  2. ^ a b c d e f g Anderson, E.; Francis, Ch. (2012). "XHIP: An extended hipparcos compilation". Astronomy Letters. 38 (5): 331. arXiv:1108.4971. Bibcode:2012AstL...38..331A. doi:10.1134/S1063773712050015. S2CID 119257644.
  3. ^ a b "HD 37124". SIMBAD. Centre de données astronomiques de Strasbourg. Retrieved 2014-10-26.
  4. ^ a b c d Bonfanti, A.; et al. (2015). "Revising the ages of planet-hosting stars". Astronomy and Astrophysics. 575. A18. arXiv:1411.4302. Bibcode:2015A&A...575A..18B. doi:10.1051/0004-6361/201424951. S2CID 54555839.
  5. ^ a b c d Luck, R. Earle (January 2017). "Abundances in the Local Region II: F, G, and K Dwarfs and Subgiants". The Astronomical Journal. 153 (1): 19. arXiv:1611.02897. Bibcode:2017AJ....153...21L. doi:10.3847/1538-3881/153/1/21. S2CID 119511744. 21.
  6. ^ Huang, C.; et al. (October 2005). "Chemical abundances of 22 extrasolar planet host stars*". Monthly Notices of the Royal Astronomical Society. 363 (1): 71–78. Bibcode:2005MNRAS.363...71H. doi:10.1111/j.1365-2966.2005.09395.x.
  7. ^ Sinnott, Roger W.; Perryman, Michael A. C. (1997). Millennium Star Atlas. Vol. 1. Sky Publishing Corporation and the European Space Agency. p. 182. ISBN 0-933346-84-0.
  8. ^ Goździewski, Krzysztof; et al. (July 2006). "Orbital Configurations and Dynamical Stability of Multiplanet Systems around Sun-like Stars HD 202206, 14 Herculis, HD 37124, and HD 108874". The Astrophysical Journal. 645 (1): 688–703. arXiv:astro-ph/0511463. Bibcode:2006ApJ...645..688G. doi:10.1086/504030. S2CID 15012577.
  9. ^ Gonzalez, Guillermo (October 2009). "Stars with planets and the thick disc". Monthly Notices of the Royal Astronomical Society: Letters. 399 (1): L103–L107. Bibcode:2009MNRAS.399L.103G. doi:10.1111/j.1745-3933.2009.00734.x.
  10. ^ "Astronomers discover six new planets orbiting nearby stars" (Press release). Kamuela, Hawaii: W. M. Keck Observatory. November 1, 1999. Retrieved December 19, 2017.
  11. ^ Vogt, Steven S.; et al. (2000). "Six New Planets from the Keck Precision Velocity Survey". The Astrophysical Journal. 536 (2): 902–914. arXiv:astro-ph/9911506. Bibcode:2000ApJ...536..902V. doi:10.1086/308981. S2CID 119375519.
  12. ^ Butler, R. Paul; et al. (2003). "Seven New Keck Planets Orbiting G and K Dwarfs". The Astrophysical Journal. 582 (1): 455–466. Bibcode:2003ApJ...582..455B. CiteSeerX 10.1.1.7.6988. doi:10.1086/344570.
  13. ^ Goźdiewski, K. (2003). "A dynamical analysis of the HD 37124 planetary system". Astronomy and Astrophysics. 398 (1): 315–325. Bibcode:2003A&A...398..315G. doi:10.1051/0004-6361:20021602.
  14. ^ Vogt, Steven S.; et al. (2005). "Five New Multicomponent Planetary Systems" (PDF). The Astrophysical Journal. 632 (1): 638–658. Bibcode:2005ApJ...632..638V. doi:10.1086/432901. Retrieved 2020-12-11.
  15. ^ a b Wright, J. T.; et al. (2011). "The California Planet Survey. III. A Possible 2:1 Resonance in the Exoplanetary Triple System HD 37124". The Astrophysical Journal. 730 (2): 61–145. arXiv:1101.1097. Bibcode:2011ApJ...730...93W. doi:10.1088/0004-637X/730/2/93. S2CID 119273897.

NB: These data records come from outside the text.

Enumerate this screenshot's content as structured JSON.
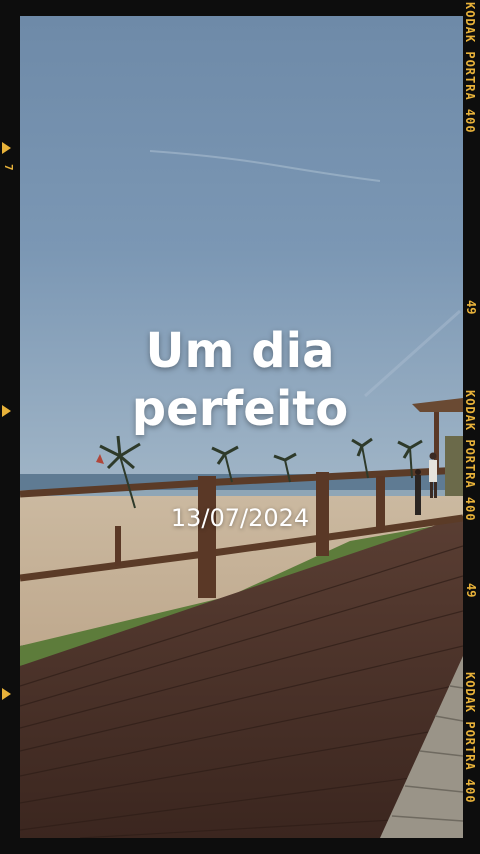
{
  "overlay": {
    "title_line1": "Um dia",
    "title_line2": "perfeito",
    "date": "13/07/2024"
  },
  "film_frame": {
    "brand_label": "KODAK PORTRA 400",
    "frame_numbers": [
      "49",
      "49"
    ],
    "left_marker": "7",
    "accent_color": "#e8b23a"
  }
}
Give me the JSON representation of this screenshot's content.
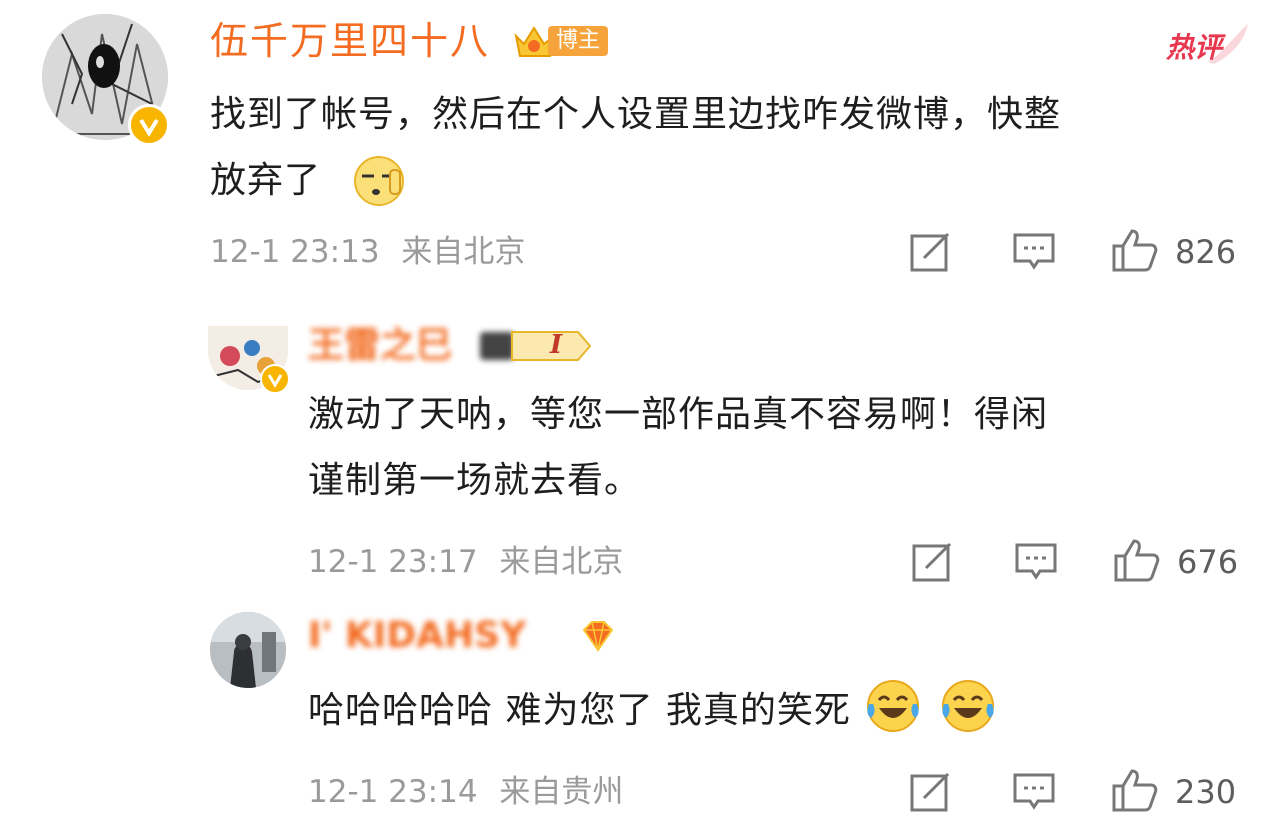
{
  "hot_label": "热评",
  "comments": [
    {
      "username": "伍千万里四十八",
      "badge": "博主",
      "text_line1": "找到了帐号，然后在个人设置里边找咋发微博，快整",
      "text_line2": "放弃了",
      "emoji": "doge-hand-emoji",
      "time": "12-1 23:13",
      "location": "来自北京",
      "likes": "826"
    },
    {
      "username": "王雷之巳",
      "level": "I",
      "text_line1": "激动了天呐，等您一部作品真不容易啊！得闲",
      "text_line2": "谨制第一场就去看。",
      "time": "12-1 23:17",
      "location": "来自北京",
      "likes": "676"
    },
    {
      "username": "I' KIDAHSY",
      "text_line1": "哈哈哈哈哈 难为您了 我真的笑死",
      "emoji": "laugh-cry-emoji",
      "time": "12-1 23:14",
      "location": "来自贵州",
      "likes": "230"
    }
  ],
  "colors": {
    "name": "#f36c21",
    "text": "#1e1e1e",
    "meta": "#9a9a9a",
    "verified": "#f7b500",
    "hot": "#e8384f"
  }
}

External links

  • Jianghui Ji; et al. (2003-05-23). "The Librating Companions in HD 37124, HD 12661, HD 82943, 47 Uma and GJ 876: Alignment or Antialignment?". The Astrophysical Journal. 591 (1): L57–L60. arXiv:astro-ph/0305448. Bibcode:2003ApJ...591L..57J. doi:10.1086/377038. S2CID 12743267.
  • "Notes for star HD 37124". The Extrasolar Planets Encyclopaedia. Retrieved 2008-06-22.

Coordinates: Sky map 05h 37m 02.4864s, +20° 43′ 50.836″